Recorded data
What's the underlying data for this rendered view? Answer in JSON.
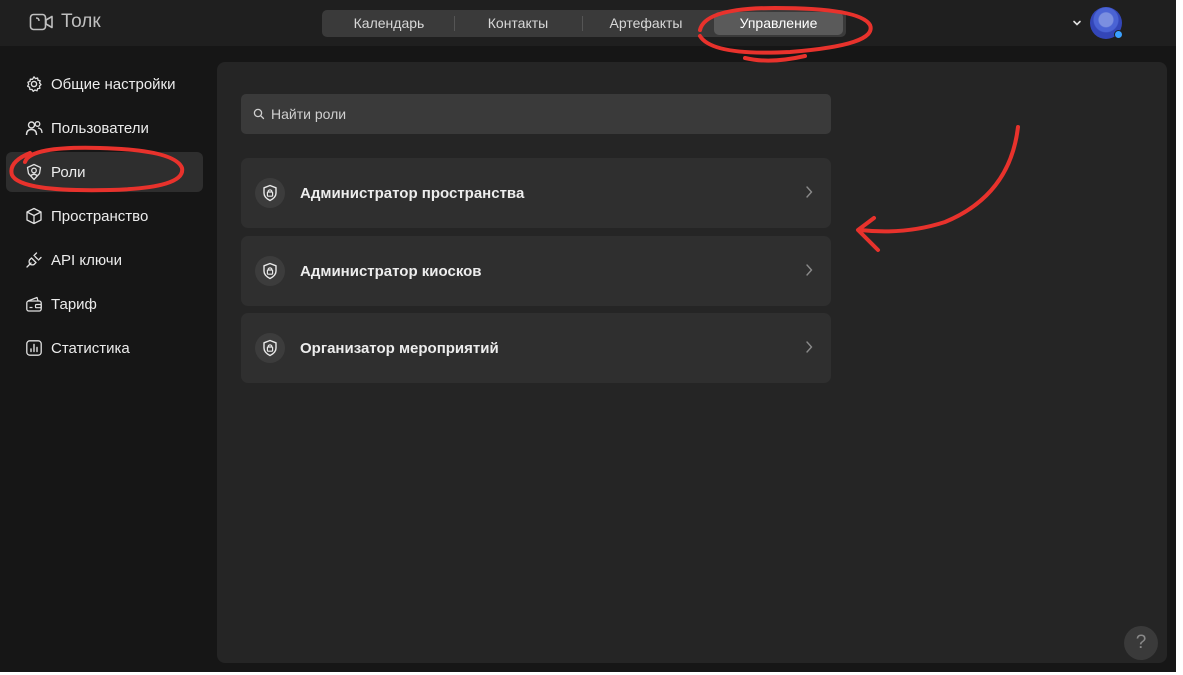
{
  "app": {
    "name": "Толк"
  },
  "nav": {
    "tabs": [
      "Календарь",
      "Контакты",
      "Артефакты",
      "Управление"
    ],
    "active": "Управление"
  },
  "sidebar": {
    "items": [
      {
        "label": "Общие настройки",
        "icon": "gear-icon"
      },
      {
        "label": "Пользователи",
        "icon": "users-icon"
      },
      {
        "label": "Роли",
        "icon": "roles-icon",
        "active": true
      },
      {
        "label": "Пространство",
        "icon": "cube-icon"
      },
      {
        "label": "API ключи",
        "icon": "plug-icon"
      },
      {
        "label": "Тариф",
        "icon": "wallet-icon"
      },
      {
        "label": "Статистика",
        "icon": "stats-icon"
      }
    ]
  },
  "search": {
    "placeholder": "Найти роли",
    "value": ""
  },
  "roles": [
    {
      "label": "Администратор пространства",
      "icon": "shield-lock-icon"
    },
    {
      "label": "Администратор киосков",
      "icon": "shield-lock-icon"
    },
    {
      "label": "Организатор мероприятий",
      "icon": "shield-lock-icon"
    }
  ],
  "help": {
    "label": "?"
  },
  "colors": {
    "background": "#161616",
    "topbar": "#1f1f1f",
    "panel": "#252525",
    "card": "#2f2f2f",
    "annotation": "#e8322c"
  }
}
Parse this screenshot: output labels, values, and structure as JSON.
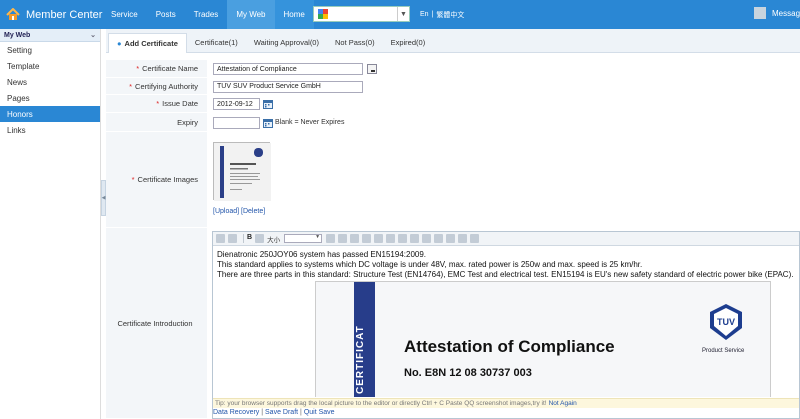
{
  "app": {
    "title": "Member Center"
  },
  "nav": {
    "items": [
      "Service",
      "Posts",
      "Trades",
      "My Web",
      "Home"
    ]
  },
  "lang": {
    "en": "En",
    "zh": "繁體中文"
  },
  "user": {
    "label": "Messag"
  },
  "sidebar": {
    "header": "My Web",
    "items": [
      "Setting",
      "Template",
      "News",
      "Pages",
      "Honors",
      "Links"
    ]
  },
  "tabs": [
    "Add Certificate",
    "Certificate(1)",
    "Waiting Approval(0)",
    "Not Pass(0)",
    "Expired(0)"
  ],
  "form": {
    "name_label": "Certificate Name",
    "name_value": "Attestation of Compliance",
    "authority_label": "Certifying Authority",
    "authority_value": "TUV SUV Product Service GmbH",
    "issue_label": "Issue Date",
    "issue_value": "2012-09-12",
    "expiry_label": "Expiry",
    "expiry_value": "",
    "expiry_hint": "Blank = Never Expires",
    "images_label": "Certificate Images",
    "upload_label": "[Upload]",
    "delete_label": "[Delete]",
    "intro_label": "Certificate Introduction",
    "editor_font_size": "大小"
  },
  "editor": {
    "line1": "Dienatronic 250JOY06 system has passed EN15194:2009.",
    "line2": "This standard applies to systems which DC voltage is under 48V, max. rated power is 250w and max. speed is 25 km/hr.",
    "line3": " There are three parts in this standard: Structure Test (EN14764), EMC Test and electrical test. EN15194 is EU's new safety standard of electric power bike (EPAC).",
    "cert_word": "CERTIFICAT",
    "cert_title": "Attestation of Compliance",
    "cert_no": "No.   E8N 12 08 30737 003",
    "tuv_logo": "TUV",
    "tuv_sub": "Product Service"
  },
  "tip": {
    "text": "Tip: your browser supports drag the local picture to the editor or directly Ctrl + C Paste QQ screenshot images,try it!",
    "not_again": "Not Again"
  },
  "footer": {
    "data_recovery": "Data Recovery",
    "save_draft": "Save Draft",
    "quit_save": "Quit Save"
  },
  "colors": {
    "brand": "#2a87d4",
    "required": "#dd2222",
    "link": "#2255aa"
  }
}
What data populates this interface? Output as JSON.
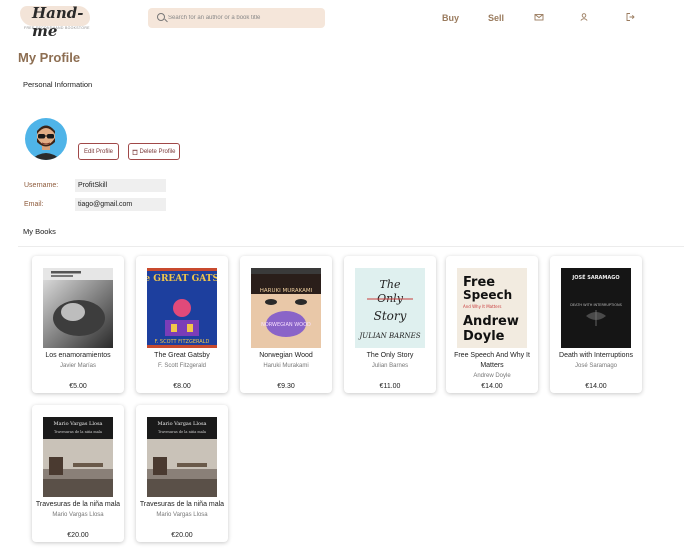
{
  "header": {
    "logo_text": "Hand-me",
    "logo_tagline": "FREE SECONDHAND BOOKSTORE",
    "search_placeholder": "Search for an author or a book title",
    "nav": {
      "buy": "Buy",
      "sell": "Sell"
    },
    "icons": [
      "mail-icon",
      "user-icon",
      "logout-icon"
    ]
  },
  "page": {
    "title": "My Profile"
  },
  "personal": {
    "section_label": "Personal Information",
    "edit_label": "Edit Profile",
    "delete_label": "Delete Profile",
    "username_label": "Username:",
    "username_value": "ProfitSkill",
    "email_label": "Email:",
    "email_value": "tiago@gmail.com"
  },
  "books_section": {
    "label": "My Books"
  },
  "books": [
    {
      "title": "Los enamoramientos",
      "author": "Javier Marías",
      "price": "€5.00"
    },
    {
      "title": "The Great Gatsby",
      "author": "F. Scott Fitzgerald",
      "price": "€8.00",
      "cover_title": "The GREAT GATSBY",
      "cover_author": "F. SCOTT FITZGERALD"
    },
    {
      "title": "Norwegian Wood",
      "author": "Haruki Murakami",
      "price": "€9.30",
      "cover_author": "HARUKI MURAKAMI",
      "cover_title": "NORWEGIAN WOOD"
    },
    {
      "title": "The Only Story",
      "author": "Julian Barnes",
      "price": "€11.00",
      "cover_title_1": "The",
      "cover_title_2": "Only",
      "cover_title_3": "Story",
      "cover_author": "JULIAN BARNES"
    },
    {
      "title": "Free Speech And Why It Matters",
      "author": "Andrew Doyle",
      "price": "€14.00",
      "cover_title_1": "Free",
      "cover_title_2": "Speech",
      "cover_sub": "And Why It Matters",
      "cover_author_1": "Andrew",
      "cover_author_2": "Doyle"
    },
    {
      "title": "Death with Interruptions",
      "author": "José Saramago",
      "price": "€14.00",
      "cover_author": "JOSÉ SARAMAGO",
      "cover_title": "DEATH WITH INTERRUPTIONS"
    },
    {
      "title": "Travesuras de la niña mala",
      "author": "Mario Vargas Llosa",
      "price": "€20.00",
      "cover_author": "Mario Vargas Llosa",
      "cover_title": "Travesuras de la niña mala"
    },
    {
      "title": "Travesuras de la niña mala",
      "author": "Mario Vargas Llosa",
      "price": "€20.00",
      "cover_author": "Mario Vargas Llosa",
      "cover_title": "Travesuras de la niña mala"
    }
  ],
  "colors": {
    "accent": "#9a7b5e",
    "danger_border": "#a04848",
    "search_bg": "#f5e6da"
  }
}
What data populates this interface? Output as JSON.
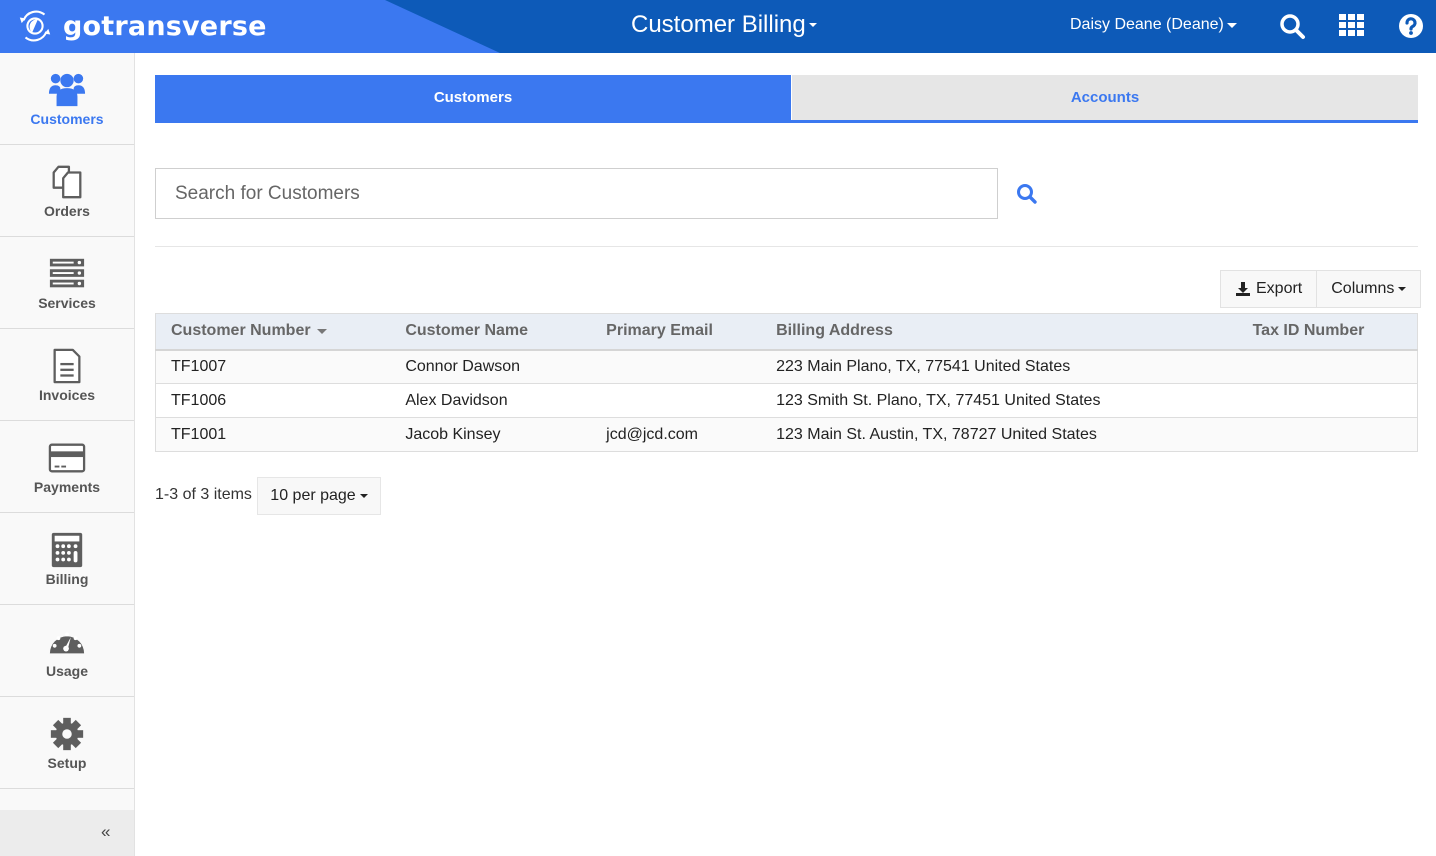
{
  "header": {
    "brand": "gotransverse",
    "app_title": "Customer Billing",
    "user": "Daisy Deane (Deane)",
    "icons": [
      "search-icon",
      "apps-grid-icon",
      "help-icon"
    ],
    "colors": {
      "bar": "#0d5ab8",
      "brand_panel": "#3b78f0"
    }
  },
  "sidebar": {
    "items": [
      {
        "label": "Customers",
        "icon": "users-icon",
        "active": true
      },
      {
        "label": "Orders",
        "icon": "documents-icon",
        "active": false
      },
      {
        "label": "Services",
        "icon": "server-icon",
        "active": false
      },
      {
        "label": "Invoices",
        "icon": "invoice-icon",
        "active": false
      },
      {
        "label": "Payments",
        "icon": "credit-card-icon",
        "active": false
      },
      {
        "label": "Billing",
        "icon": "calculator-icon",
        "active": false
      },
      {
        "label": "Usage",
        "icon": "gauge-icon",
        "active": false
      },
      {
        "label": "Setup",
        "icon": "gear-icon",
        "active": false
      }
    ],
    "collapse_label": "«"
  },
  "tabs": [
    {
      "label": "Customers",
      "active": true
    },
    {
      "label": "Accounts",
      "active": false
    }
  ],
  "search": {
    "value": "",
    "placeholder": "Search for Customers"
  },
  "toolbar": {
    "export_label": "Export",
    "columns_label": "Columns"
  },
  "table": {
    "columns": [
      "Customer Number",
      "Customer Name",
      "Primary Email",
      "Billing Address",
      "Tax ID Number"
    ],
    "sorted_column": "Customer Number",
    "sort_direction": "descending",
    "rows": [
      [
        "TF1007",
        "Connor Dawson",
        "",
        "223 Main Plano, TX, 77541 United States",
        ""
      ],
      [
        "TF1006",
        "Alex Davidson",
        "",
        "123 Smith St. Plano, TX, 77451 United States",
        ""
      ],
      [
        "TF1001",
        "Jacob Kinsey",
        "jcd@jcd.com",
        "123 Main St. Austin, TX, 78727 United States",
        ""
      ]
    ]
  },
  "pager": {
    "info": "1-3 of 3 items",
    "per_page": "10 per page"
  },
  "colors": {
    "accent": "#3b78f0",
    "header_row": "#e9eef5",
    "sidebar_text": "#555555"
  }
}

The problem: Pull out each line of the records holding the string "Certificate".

Written response:
    "Add Certificate",
    "Certificate(1)",
    "name_label": "Certificate Name",
    "images_label": "Certificate Images",
    "intro_label": "Certificate Introduction",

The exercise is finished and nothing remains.